To ask Her Majesty’s Government what plans they have to improve mental health services for infants, children and young people in local authority care, and for care leavers.
My Lords, in August 2014 the Government established the children and young people’s mental health and well-being task force, which is looking at how to improve access to services that are more responsive to children and young people’s needs. It has a particular focus on the needs of the most vulnerable children, including care leavers and those in local authority care.
I thank the noble Earl for his Answer and for the work of the task force, which is most welcome. Is he considering encouraging the systemic approach to supporting foster carers and staff in children’s homes, whereby clinicians support groups of staff in children’s homes and foster carers? This can be a very effective way of making use of scarce CAMHS resource. Will he also look at undertaking another, very thorough, survey of the mental health of looked-after children? The last very thorough examination of their mental health was carried out in 2002, and it would seem that it is time to look again at their mental health issues.
My Lords, on the noble Earl’s second point, yes, a survey is most certainly being actively considered. On his first point, he is absolutely right. One of the task force’s focuses will be to consider and make recommendations on how we can provide more joined-up, more accessible services built around the needs of children and young people, looking at sometimes innovative solutions about how to get there and how to improve access to health and support across different sectors, including in schools, through voluntary organisations and online. I am very encouraged by the task force’s terms of reference.
Given that some 60% of children and young people in care are currently reported to have emotional and mental health problems, can the Minister say what plans the Government have to set access standards for these children as part of their wider drive to increase access to mental health services, to ensure that these very vulnerable people get the support that they need?
My noble friend is absolutely right: there is a high prevalence of mental health issues in those leaving care. The Government are dedicated to supporting NHS England’s work to develop a service specification for the transition from CAMHS that is aimed at CCG-commissioned services. CCGs and local authorities will be able to use the specification to build on the best measurable services to take into account the developmental needs of the young person. A separate specification for transition from CAMHS to adult services is also in development.
My Lords, does the Minister agree with me and the recent Health Select Committee report into child and adolescent mental health services that it is wholly unacceptable that so many children and young people suffering a mental health crisis face detention under Section 136 of the Mental Health Act in police cells rather than an appropriate place of safety? What action are the Government taking to eradicate this practice immediately?
My Lords, it is unacceptable for a child in a mental health crisis to be taken to a police cell. The mental health crisis care concordat, launched in February this year, reinforces the duty on the NHS to make sure that people aged under 18 are treated in an environment that is suitable for their age, according to their needs. It also makes it clear for the first time that adult places of safety should be used for children if necessary so long as their use is safe and appropriate. We have seen a reduction in the use of police cells across the country but there is still further work to do.

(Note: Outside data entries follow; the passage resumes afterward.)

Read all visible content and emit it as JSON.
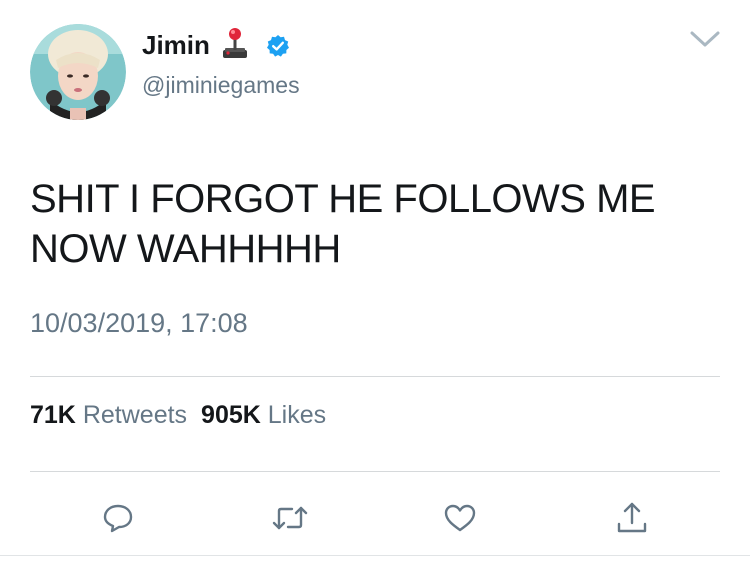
{
  "tweet": {
    "display_name": "Jimin",
    "name_emoji_icon": "joystick-icon",
    "verified_icon": "verified-badge-icon",
    "handle": "@jiminiegames",
    "text": "SHIT I FORGOT HE FOLLOWS ME NOW WAHHHHH",
    "timestamp": "10/03/2019, 17:08",
    "retweets_count": "71K",
    "retweets_label": "Retweets",
    "likes_count": "905K",
    "likes_label": "Likes"
  },
  "actions": {
    "reply_icon": "reply-icon",
    "retweet_icon": "retweet-icon",
    "like_icon": "heart-icon",
    "share_icon": "share-icon"
  },
  "colors": {
    "primary_text": "#14171a",
    "secondary_text": "#657786",
    "verified_blue": "#1da1f2",
    "divider": "#d6d9db",
    "icon_gray": "#657786"
  }
}
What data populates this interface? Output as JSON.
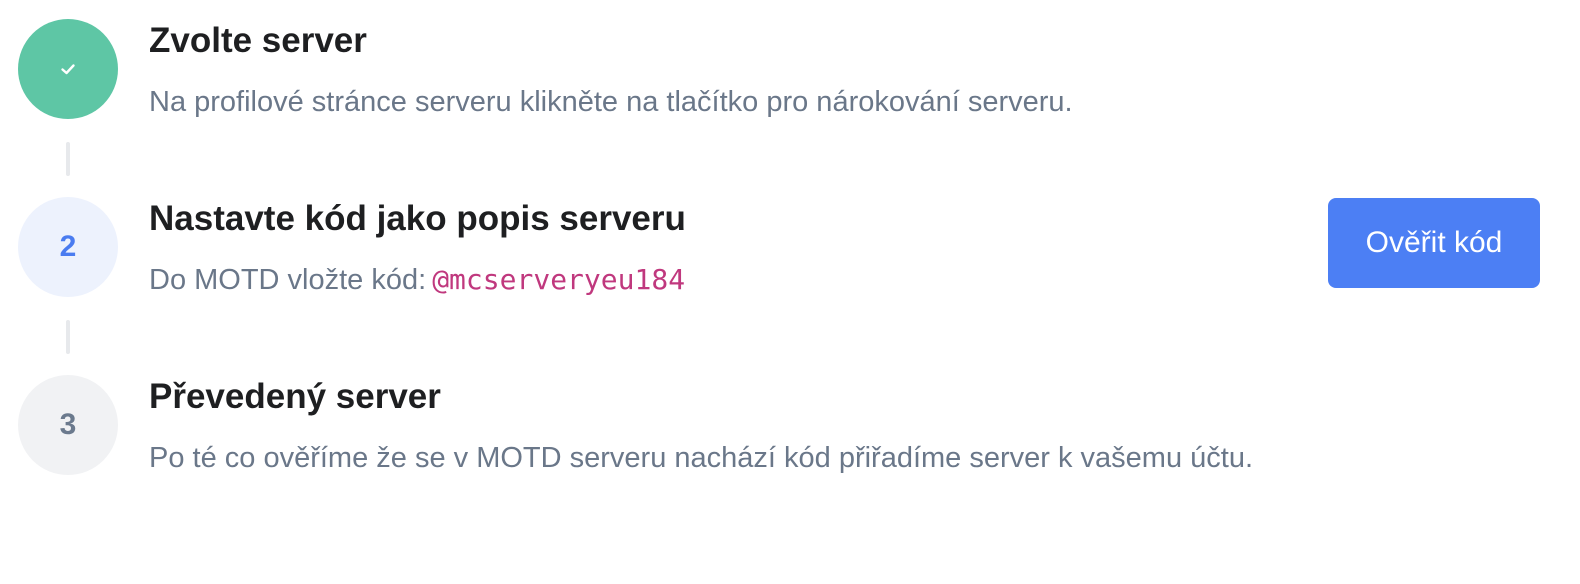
{
  "accent_color": "#4c7ff4",
  "done_color": "#5ec6a5",
  "steps": [
    {
      "status": "done",
      "icon": "check-icon",
      "title": "Zvolte server",
      "description": "Na profilové stránce serveru klikněte na tlačítko pro nárokování serveru."
    },
    {
      "status": "active",
      "number": "2",
      "title": "Nastavte kód jako popis serveru",
      "description": "Do MOTD vložte kód:",
      "code": "@mcserveryeu184",
      "button_label": "Ověřit kód"
    },
    {
      "status": "pending",
      "number": "3",
      "title": "Převedený server",
      "description": "Po té co ověříme že se v MOTD serveru nachází kód přiřadíme server k vašemu účtu."
    }
  ]
}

My Lords, I understand that child and adolescent mental health services are under pressure anyway, and therefore that puts greater pressure on those who are hardest to reach. Perhaps I may therefore ask the noble Earl two specific questions. First, what is being done to ensure that private children’s homes have as good access to CAMHS services as local authority homes? Secondly, when a looked-after child is placed out of an authority or experiences a change in placement, what measures are in place to ensure that he or she receives priority in the new waiting list?

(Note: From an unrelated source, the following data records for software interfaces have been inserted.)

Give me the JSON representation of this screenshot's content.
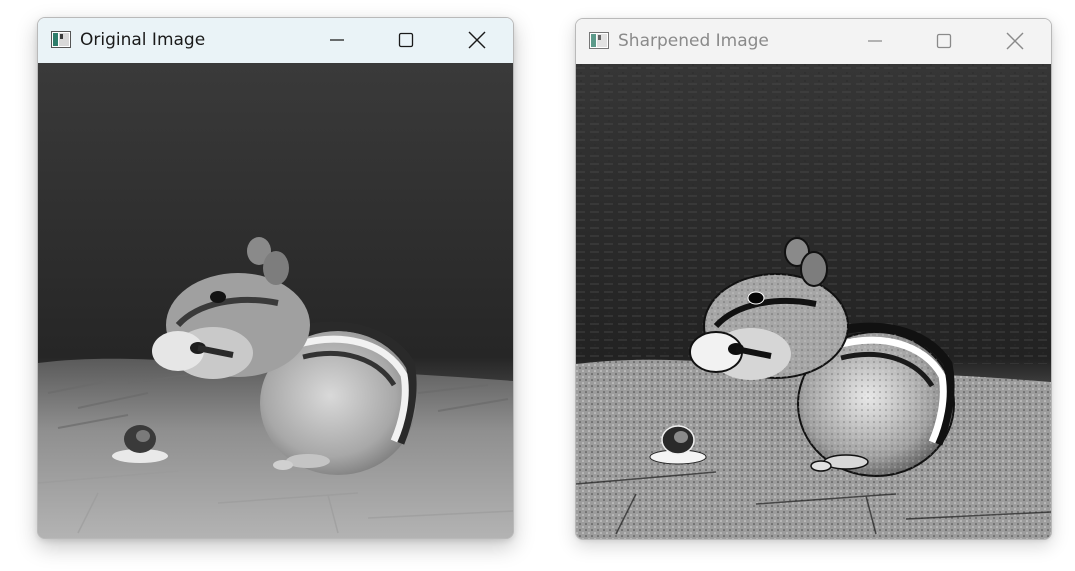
{
  "windows": [
    {
      "title": "Original Image",
      "active": true,
      "icon": "app-icon",
      "controls": [
        "minimize-icon",
        "maximize-icon",
        "close-icon"
      ],
      "image": "grayscale photo of a chipmunk eating, with a small snail on a dish"
    },
    {
      "title": "Sharpened Image",
      "active": false,
      "icon": "app-icon",
      "controls": [
        "minimize-icon",
        "maximize-icon",
        "close-icon"
      ],
      "image": "sharpened grayscale photo of the same chipmunk scene"
    }
  ],
  "colors": {
    "active_titlebar": "#eaf3f7",
    "inactive_titlebar": "#f3f3f3",
    "active_title_text": "#1a1a1a",
    "inactive_title_text": "#8a8a8a"
  }
}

My Lords, both of those issues will be looked at by the task force. There have been concerns on both fronts that the noble Lord raises about access to services, and we are clear that the task force must come up with recommendations in those areas.
My Lords, does the Minister agree that when the state assumes the parenting of a child or young person it takes on an enormous responsibility and a moral commitment to be a good parent to that child? Will the noble Earl assure the House that every effort is made for these children to be given access to all the services, including often some of the basic, ordinary health services that we assume there will be access to?

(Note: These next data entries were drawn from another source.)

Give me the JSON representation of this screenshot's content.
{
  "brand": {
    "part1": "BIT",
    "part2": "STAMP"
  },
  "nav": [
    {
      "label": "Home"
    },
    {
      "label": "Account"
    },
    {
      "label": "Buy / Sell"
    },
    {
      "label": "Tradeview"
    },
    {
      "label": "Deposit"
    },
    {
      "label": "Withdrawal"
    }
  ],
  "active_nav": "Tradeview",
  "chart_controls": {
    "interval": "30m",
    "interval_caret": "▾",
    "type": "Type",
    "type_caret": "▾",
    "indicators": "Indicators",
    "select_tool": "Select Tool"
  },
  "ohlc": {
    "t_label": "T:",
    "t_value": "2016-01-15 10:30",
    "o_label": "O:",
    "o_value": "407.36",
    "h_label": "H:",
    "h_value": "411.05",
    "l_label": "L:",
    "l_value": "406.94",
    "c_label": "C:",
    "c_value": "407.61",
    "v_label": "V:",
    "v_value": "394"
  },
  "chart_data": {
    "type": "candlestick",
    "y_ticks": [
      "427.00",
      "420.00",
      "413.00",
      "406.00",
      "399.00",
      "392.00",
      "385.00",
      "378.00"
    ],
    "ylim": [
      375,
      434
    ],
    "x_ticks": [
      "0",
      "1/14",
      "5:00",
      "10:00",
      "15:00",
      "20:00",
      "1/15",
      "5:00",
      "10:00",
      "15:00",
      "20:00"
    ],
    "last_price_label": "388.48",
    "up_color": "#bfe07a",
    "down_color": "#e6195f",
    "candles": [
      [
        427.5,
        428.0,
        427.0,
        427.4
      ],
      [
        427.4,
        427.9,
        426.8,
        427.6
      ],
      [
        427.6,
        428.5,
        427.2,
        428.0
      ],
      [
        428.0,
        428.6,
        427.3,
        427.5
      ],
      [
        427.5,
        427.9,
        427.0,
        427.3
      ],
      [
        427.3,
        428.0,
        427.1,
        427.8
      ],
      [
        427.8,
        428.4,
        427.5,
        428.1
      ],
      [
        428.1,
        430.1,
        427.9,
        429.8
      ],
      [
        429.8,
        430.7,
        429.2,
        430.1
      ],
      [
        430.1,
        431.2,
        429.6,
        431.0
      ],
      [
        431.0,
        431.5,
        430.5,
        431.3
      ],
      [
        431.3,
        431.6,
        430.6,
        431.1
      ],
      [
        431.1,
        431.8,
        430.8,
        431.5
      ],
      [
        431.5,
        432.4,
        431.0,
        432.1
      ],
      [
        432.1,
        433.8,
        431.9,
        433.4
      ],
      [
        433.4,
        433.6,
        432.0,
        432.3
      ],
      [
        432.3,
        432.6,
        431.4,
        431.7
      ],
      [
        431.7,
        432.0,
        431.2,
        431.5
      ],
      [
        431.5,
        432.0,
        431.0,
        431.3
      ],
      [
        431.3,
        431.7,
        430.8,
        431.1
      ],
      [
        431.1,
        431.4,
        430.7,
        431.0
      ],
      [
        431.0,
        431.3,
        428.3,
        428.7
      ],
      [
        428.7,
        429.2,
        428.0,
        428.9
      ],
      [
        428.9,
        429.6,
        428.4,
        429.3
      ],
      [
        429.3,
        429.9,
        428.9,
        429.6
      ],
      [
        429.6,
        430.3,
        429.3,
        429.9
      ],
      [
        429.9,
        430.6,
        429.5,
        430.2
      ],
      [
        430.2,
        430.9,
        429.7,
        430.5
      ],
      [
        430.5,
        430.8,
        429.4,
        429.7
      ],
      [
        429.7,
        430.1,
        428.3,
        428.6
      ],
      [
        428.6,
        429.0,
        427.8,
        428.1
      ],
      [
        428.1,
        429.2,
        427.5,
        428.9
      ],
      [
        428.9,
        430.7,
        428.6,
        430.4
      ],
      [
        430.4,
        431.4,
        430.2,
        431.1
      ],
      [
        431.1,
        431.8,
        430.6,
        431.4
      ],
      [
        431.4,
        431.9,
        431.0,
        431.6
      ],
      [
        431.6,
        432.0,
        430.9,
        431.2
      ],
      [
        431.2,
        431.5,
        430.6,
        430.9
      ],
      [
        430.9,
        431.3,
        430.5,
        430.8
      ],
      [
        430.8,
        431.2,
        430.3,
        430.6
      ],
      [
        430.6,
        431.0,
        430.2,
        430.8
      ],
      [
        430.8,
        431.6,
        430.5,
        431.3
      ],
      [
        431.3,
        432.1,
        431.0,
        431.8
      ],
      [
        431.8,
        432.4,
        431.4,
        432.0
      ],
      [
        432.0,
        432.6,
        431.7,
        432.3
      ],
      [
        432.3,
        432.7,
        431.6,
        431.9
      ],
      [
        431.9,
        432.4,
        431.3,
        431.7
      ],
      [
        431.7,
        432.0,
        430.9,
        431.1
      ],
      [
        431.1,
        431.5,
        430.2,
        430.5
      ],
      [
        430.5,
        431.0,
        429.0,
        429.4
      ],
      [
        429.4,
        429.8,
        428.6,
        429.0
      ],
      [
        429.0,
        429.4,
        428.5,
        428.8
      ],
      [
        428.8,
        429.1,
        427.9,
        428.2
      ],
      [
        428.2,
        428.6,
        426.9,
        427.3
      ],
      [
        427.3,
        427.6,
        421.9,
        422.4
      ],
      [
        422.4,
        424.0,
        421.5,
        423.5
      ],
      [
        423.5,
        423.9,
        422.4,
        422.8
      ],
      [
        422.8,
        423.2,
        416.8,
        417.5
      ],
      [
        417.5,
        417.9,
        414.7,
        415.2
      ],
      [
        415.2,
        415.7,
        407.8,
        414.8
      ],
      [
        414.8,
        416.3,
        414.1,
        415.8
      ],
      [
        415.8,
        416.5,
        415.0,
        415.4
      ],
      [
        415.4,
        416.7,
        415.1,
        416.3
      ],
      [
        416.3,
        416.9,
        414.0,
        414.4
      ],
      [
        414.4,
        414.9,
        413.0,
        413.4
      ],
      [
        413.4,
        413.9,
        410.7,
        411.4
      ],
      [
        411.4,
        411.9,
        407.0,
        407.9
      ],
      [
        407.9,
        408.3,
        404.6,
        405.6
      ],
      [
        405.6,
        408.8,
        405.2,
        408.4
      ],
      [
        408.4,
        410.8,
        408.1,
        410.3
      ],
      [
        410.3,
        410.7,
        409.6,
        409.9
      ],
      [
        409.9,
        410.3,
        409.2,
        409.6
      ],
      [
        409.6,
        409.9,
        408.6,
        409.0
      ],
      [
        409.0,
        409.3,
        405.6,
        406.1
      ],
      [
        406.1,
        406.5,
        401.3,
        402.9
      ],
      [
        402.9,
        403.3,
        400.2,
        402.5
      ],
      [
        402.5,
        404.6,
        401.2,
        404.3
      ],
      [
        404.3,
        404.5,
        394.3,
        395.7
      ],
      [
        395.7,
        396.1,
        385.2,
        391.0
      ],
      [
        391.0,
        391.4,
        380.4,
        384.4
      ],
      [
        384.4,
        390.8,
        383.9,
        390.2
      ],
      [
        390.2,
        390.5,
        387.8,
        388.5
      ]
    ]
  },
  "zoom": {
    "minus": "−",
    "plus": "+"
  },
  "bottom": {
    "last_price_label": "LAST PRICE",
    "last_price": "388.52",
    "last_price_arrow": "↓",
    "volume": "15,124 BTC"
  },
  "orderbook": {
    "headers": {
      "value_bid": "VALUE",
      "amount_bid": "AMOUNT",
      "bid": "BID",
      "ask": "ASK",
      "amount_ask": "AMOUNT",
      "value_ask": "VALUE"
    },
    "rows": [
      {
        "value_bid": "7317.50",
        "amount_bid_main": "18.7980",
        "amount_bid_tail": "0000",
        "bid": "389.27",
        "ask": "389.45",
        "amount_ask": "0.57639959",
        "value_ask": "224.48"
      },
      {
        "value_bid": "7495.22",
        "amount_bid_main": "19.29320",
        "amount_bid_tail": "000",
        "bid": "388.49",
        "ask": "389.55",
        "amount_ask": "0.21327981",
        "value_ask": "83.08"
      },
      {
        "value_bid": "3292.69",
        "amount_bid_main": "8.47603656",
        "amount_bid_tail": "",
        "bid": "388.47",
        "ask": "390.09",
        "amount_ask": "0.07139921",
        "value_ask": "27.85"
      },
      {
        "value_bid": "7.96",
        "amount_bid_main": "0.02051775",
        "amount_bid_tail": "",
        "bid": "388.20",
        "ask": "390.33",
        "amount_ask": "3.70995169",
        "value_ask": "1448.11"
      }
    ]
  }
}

My Lords, I fully agree with the noble Lord. He may like to know that my department is currently working with the Department for Education to revise the statutory guidance on promoting the health and well-being of looked-after children. We plan to consult on this later this month and to publish the final guidance early next year. It will make it clear that the CCGs and local authorities are responsible for providing services for looked-after children to give equal importance—parity of esteem—to their mental and physical health and to follow the concordat that I referred to.
My Lords, my noble friend will be aware that early diagnosis in terms of getting support for children is very important, but very often these children are excluded from school—they end up in pupil referral units and are just generally not in school when they really need help. Is he satisfied that local authorities are doing what they can to make sure that these children who are excluded are getting mental health support?
My noble friend raises a very important point. My department has invested £3 million in MindEd, which provides clear guidance on children and young people’s mental health for any adult working with children, young people and their families so that, for example, school teachers and those working with children in schools can recognise when a child needs help and can make sure that they get that help early.
My Lords, can the Minister confirm whether there is a sufficiency of trained mental health nurses and specialists to carry out all the tasks that this welcome task force will undoubtedly identify?
There are concerns about the sufficiency of mental health nurses and professionals, particularly in certain areas of the country. Workforce issues therefore will be under the spotlight for the task force.